I know there are tons of posts on blogs stating the difference between PHP frameworks. With this post I want to share my personal experience with two great frameworks, CakePHP and Symfony2, and why I made the switch.
I’ve been working with CakePHP for over 2 years. In my current position I was forced to learn CakePHP, and because it was the only framework I know, I did all my projects with it. Altough not a bad framework, it has a few shortcomings. I recently had the opportunity to start working with Symfony2, which I wanted to learn for a long time. So why did I choose to switch from CakePHP to Symfony2? There are many reasons that I can point out, but I want to outline the most obvious and important aspects. Maybe in a later post I will go into much more detail.
The most obvious point would naturely be Symfony’s extensive use and support for the latest version of PHP (including version 5.4). The use of namespaces makes extending the framework and core classes very easy. A framework needs to be up to date with the latest technology, and Symfony makes sure you can use the latest version of PHP with all the added benefits with any project. Of course it can be downside if your server is still running on PHP 5.2, but I would strongly suggest any one to upgrade to at least 5.3, and update all existing projects to be compatible.
With Symfony, you have the flexibility to customise any core functionality with ease, without the worry to override core classes. You are not limited to using any specific ORM or templating engine, and can easilly add your favourite classes or libraries with ease. And a bonus is the decoupling of components that Symfony provides, so you’re not even limited to using the whole framework, but can use any component in your existing application.
With every great framework and application you need a decent database abstraction layer and ORM (Object Relational Mapper). Symfony comes bundled with Doctrine, which in my personal opinion is the best ORM available for PHP, but it also offer support for Propel, another great ORM. Again you are not limited to using any specific ORM, but you can integrate your favourite one without too much hassle. And this is also a very big downside of CakePHP in my opinion, as the default ORM feels very slow and outdated, and it still use arrays instead of objects for all entities, and integrating a custom ORM is too much of a hassle to be even worth it. Also Doctrine has support for NoSQL databases like MongoDB out of the box, where CakePHP needs extensive configuration and 3rd party plugins to add the needed support.
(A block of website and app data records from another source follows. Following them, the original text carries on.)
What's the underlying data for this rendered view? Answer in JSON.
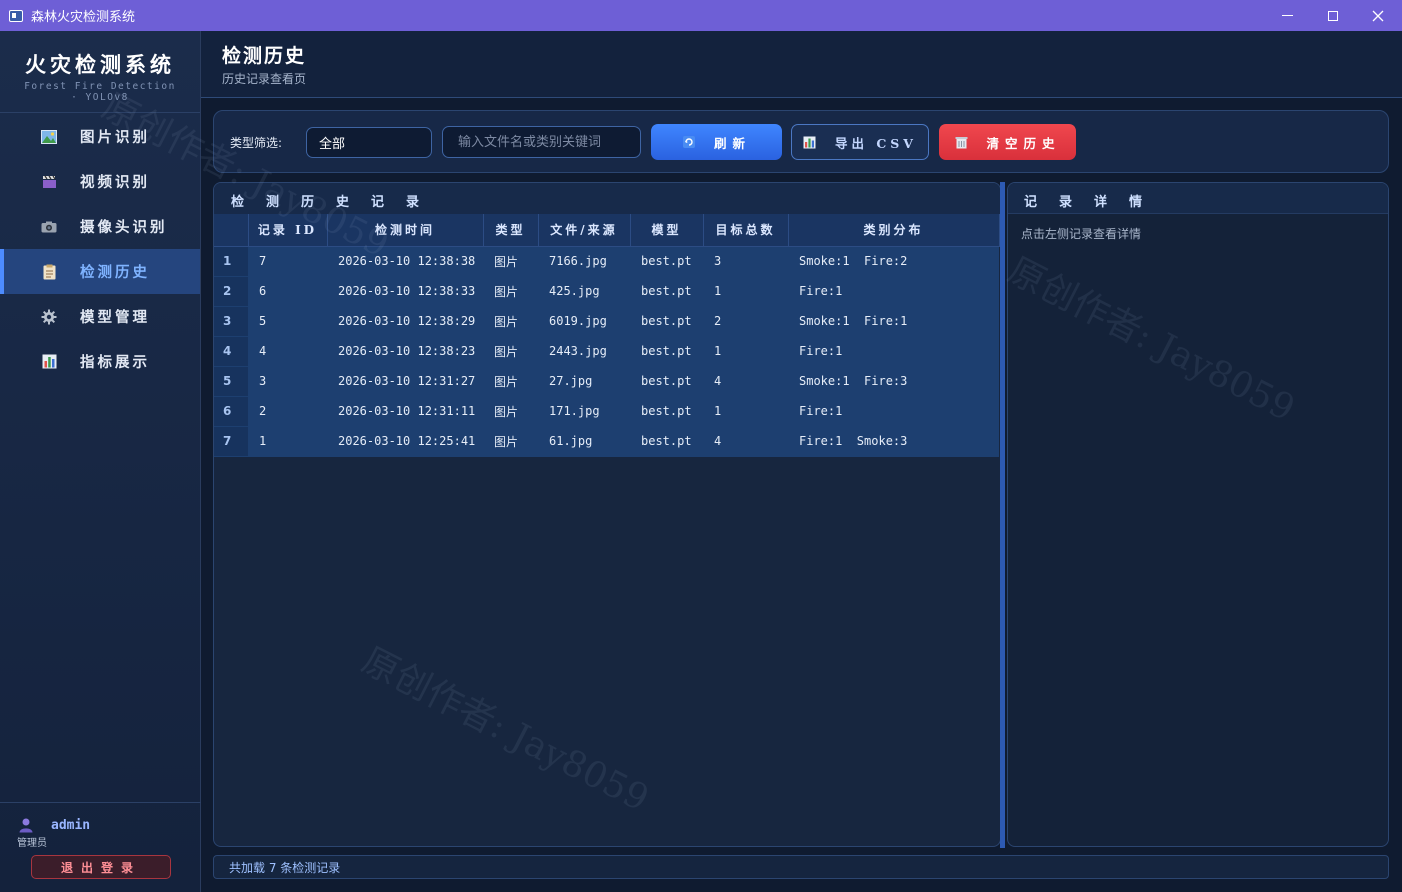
{
  "window": {
    "title": "森林火灾检测系统"
  },
  "sidebar": {
    "brand_title": "火灾检测系统",
    "brand_subtitle": "Forest Fire Detection · YOLOv8",
    "items": [
      {
        "label": "图片识别",
        "icon": "image-icon"
      },
      {
        "label": "视频识别",
        "icon": "clapperboard-icon"
      },
      {
        "label": "摄像头识别",
        "icon": "camera-icon"
      },
      {
        "label": "检测历史",
        "icon": "clipboard-icon",
        "active": true
      },
      {
        "label": "模型管理",
        "icon": "gear-icon"
      },
      {
        "label": "指标展示",
        "icon": "bar-chart-icon"
      }
    ],
    "user": {
      "name": "admin",
      "role": "管理员",
      "icon": "user-icon"
    },
    "logout_label": "退出登录"
  },
  "header": {
    "title": "检测历史",
    "subtitle": "历史记录查看页"
  },
  "toolbar": {
    "filter_label": "类型筛选:",
    "filter_value": "全部",
    "search_placeholder": "输入文件名或类别关键词",
    "refresh_label": "刷新",
    "export_label": "导出 CSV",
    "clear_label": "清空历史"
  },
  "history": {
    "title": "检测历史记录",
    "columns": [
      "记录 ID",
      "检测时间",
      "类型",
      "文件/来源",
      "模型",
      "目标总数",
      "类别分布"
    ],
    "rows": [
      {
        "n": "1",
        "id": "7",
        "time": "2026-03-10 12:38:38",
        "type": "图片",
        "file": "7166.jpg",
        "model": "best.pt",
        "total": "3",
        "dist": "Smoke:1  Fire:2"
      },
      {
        "n": "2",
        "id": "6",
        "time": "2026-03-10 12:38:33",
        "type": "图片",
        "file": "425.jpg",
        "model": "best.pt",
        "total": "1",
        "dist": "Fire:1"
      },
      {
        "n": "3",
        "id": "5",
        "time": "2026-03-10 12:38:29",
        "type": "图片",
        "file": "6019.jpg",
        "model": "best.pt",
        "total": "2",
        "dist": "Smoke:1  Fire:1"
      },
      {
        "n": "4",
        "id": "4",
        "time": "2026-03-10 12:38:23",
        "type": "图片",
        "file": "2443.jpg",
        "model": "best.pt",
        "total": "1",
        "dist": "Fire:1"
      },
      {
        "n": "5",
        "id": "3",
        "time": "2026-03-10 12:31:27",
        "type": "图片",
        "file": "27.jpg",
        "model": "best.pt",
        "total": "4",
        "dist": "Smoke:1  Fire:3"
      },
      {
        "n": "6",
        "id": "2",
        "time": "2026-03-10 12:31:11",
        "type": "图片",
        "file": "171.jpg",
        "model": "best.pt",
        "total": "1",
        "dist": "Fire:1"
      },
      {
        "n": "7",
        "id": "1",
        "time": "2026-03-10 12:25:41",
        "type": "图片",
        "file": "61.jpg",
        "model": "best.pt",
        "total": "4",
        "dist": "Fire:1  Smoke:3"
      }
    ]
  },
  "detail": {
    "title": "记录详情",
    "hint": "点击左侧记录查看详情"
  },
  "status": {
    "text": "共加载 7 条检测记录"
  },
  "watermark": {
    "text": "原创作者: Jay8059"
  }
}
Symfony comes bundled with the amazing templating engine Twig, which makes the creating of your templates a breeze. You also have the option of using any other templating framework that you wish. But with template inheritence, automatic escaping and the custom filters you can create, I couldn’t imagine that you would want to use anything other than Twig. Altough there are plugins available for using Twig with CakePHP, it still requires a degree of customization and isn’t as flexible as using the bundled solution that is packaged with Symfony.
One of the strongest points of Symfony is the use of bundles. A bundle is what most other frameworks will call a module. It lets you group a specific set of code or functionality together, that you can either plug into any other Symfony project, or just keep some functionalty seperate from other parts of the application.
I barely touched the surface on why Symfony2 is my new framework of choice. If you ever considered learning Symfony2 but were unsure, I would strongly suggest you jump straight at it. Hopefully in a next post I can go into a lot more detail and show you the true power that Synfomy2 provides